Coveney, Biggar and their crews appear to have been burdened by a need to make every episode bigger, better, grander. They juggle references from so many cultures -- Japanese geishas, Elizabethan and Jacobean England, samurai and medieval armor, clerical vestments, African prints and even "Star Wars" itself -- that you almost have to be a fanatic to know which look goes where.

Of course Biggar was well aware of the cultlike fervor surrounding the films. Indeed, it was the first "Star Wars" that Coveney saw as a 12-year-old that inspired him to pursue costuming.

"You know people are going to put these things under intense scrutiny," Coveney said.

In fact, a glossy book cataloguing the films' costumes, "Dressing a Galaxy: The Costumes of Star Wars" ($50, Insight Editions), has recently been released.

Many of Biggar's designs went down a runway, in a show of her work last month during New York Fashion Week.

By the time of the gallery show here, several dozen fans, including 20 in costume, waited for the doors to open. About 350 people attended opening day, and 3,300 advance tickets had been purchased.

In the increasingly computer-generated movies, the costumes remain one of the few handmade, human-scale artifacts. Standing inches from the costumes, it's possible to appreciate the complex pleats, layers and construction of Darth Maul's black cloak, the majesty of the royal wardrobes and the wacky challenge of dressing a furry, elephant-size alien in an opera gown.

Though Lucas is considering sending the exhibit on tour in later years, he hinted that there's one thing he'd like that tour to include: an Oscar.

"Hopefully, we will get a nomination," said Lucas, referring to the Academy Awards. "That's the biggest slap. All this work and not even a nomination."

Indeed, the Star Wars franchise has been nominated only once for a costume design Oscar since Mollo won the category with his cobbled-together wardrobe in 1977.

Biggar's clothes try to match the "Star Wars" phenomenon in grandeur. With her precise construction, rich fabrics and complex finishes, the wardrobes have grown from simple costumes to theatrical couture. Even the raggedy creatures are wearing supple chamois and nubby linens, not some stiff rag. She's a master at combining fabrics, which she customizes with every imaginable technique.

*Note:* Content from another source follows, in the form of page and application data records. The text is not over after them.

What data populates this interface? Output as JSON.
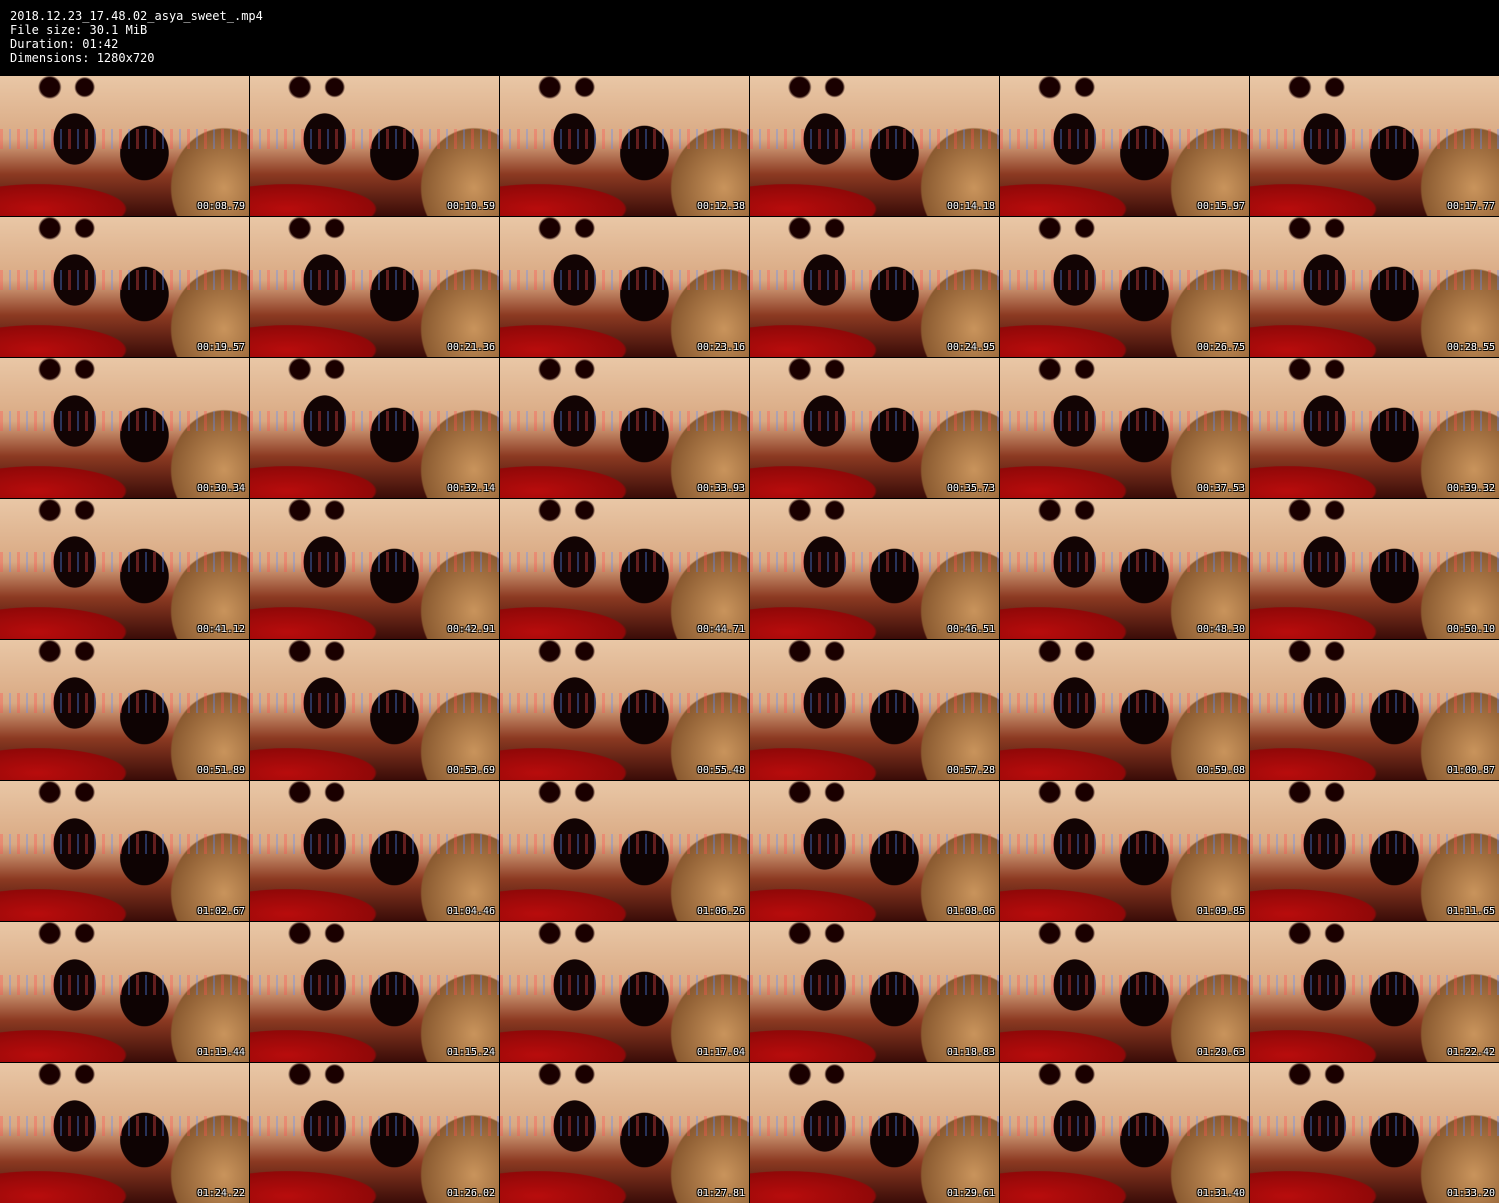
{
  "header": {
    "filename": "2018.12.23_17.48.02_asya_sweet_.mp4",
    "file_size": "File size: 30.1 MiB",
    "duration": "Duration: 01:42",
    "dimensions": "Dimensions: 1280x720"
  },
  "thumbnails": [
    {
      "timestamp": "00:08.79"
    },
    {
      "timestamp": "00:10.59"
    },
    {
      "timestamp": "00:12.38"
    },
    {
      "timestamp": "00:14.18"
    },
    {
      "timestamp": "00:15.97"
    },
    {
      "timestamp": "00:17.77"
    },
    {
      "timestamp": "00:19.57"
    },
    {
      "timestamp": "00:21.36"
    },
    {
      "timestamp": "00:23.16"
    },
    {
      "timestamp": "00:24.95"
    },
    {
      "timestamp": "00:26.75"
    },
    {
      "timestamp": "00:28.55"
    },
    {
      "timestamp": "00:30.34"
    },
    {
      "timestamp": "00:32.14"
    },
    {
      "timestamp": "00:33.93"
    },
    {
      "timestamp": "00:35.73"
    },
    {
      "timestamp": "00:37.53"
    },
    {
      "timestamp": "00:39.32"
    },
    {
      "timestamp": "00:41.12"
    },
    {
      "timestamp": "00:42.91"
    },
    {
      "timestamp": "00:44.71"
    },
    {
      "timestamp": "00:46.51"
    },
    {
      "timestamp": "00:48.30"
    },
    {
      "timestamp": "00:50.10"
    },
    {
      "timestamp": "00:51.89"
    },
    {
      "timestamp": "00:53.69"
    },
    {
      "timestamp": "00:55.48"
    },
    {
      "timestamp": "00:57.28"
    },
    {
      "timestamp": "00:59.08"
    },
    {
      "timestamp": "01:00.87"
    },
    {
      "timestamp": "01:02.67"
    },
    {
      "timestamp": "01:04.46"
    },
    {
      "timestamp": "01:06.26"
    },
    {
      "timestamp": "01:08.06"
    },
    {
      "timestamp": "01:09.85"
    },
    {
      "timestamp": "01:11.65"
    },
    {
      "timestamp": "01:13.44"
    },
    {
      "timestamp": "01:15.24"
    },
    {
      "timestamp": "01:17.04"
    },
    {
      "timestamp": "01:18.83"
    },
    {
      "timestamp": "01:20.63"
    },
    {
      "timestamp": "01:22.42"
    },
    {
      "timestamp": "01:24.22"
    },
    {
      "timestamp": "01:26.02"
    },
    {
      "timestamp": "01:27.81"
    },
    {
      "timestamp": "01:29.61"
    },
    {
      "timestamp": "01:31.40"
    },
    {
      "timestamp": "01:33.20"
    }
  ]
}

There will be many who revel in each stitch, and even shell out $295 for a limited edition of the costume book. Fan MaryAlice Ladd flew from New York at her own expense to attend the Fashion Institute party, wearing her reproduction of the Queen Amidala costume and the Shiraya fan headdress featured in "Episode I: The Phantom Menace." She planned to document the costumes with notes, photos, a tape measure and a Pantone swatch book.

"There is going to be serious scientific investigation going on," she said.

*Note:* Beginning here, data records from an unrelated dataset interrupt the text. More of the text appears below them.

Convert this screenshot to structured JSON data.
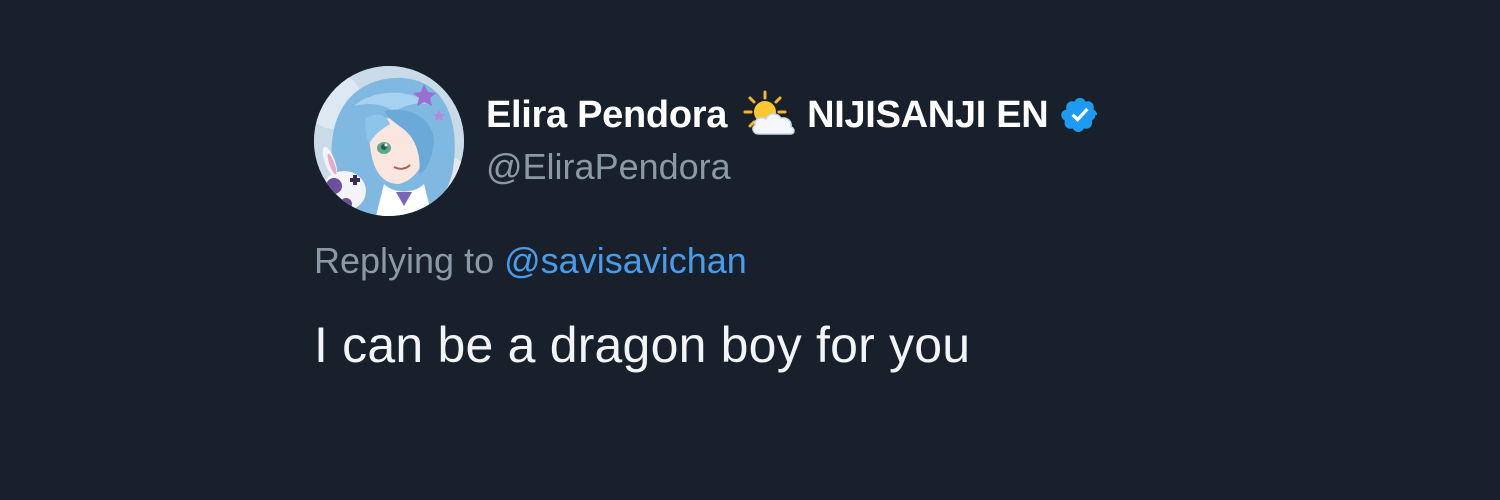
{
  "tweet": {
    "author": {
      "name_part_1": "Elira Pendora",
      "name_emoji": "sun-behind-cloud-icon",
      "name_part_2": "NIJISANJI EN",
      "verified": true,
      "handle": "@EliraPendora",
      "avatar": "profile-avatar-anime-character"
    },
    "reply": {
      "prefix": "Replying to",
      "mention": "@savisavichan"
    },
    "text": "I can be a dragon boy for you"
  },
  "colors": {
    "background": "#18202c",
    "name": "#ffffff",
    "secondary_text": "#8b98a5",
    "mention": "#4a9bea",
    "verified_badge": "#1d9bf0",
    "body_text": "#f2f4f6"
  }
}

With such a dedicated fan base, one courts danger to say that the "Star Wars" story seems a little hokey, and the costumes a little cheesy. But this exhibit reveals why non-fans should care about "Star Wars."

The series challenged talented artisans who advanced and preserved arts that are thousands of years old -- hand-beading, dense embroidery, leatherworking and even armor forging. "Star Wars" costumes are to cinema what haute couture is to fashion: Only the richest moviemaker could afford such fantastic works. They would be worn only in a fantasy world.

"It's a feast for designers," Lucas said.

And so how big was the budget?

Lowering her voice an octave, Biggar nearly whispered, "Low."

That's hard to believe -- and neither she nor Lucas is talking -- but perhaps when you're charged with dressing a galaxy that includes armies of aliens and generations of royalty, there's just never enough gilt and ormolu to go around.

Costumes from "Revenge of the Sith," above. Below, from left, designer Trisha Biggar (with director George Lucas) and costumes prop supervisor Ivo Coveney, who borrowed from many cultures to create the "Star Wars" garments.

Queen Amidala's outfit, complete with headdress, is part of the show of "Star Wars" costumes.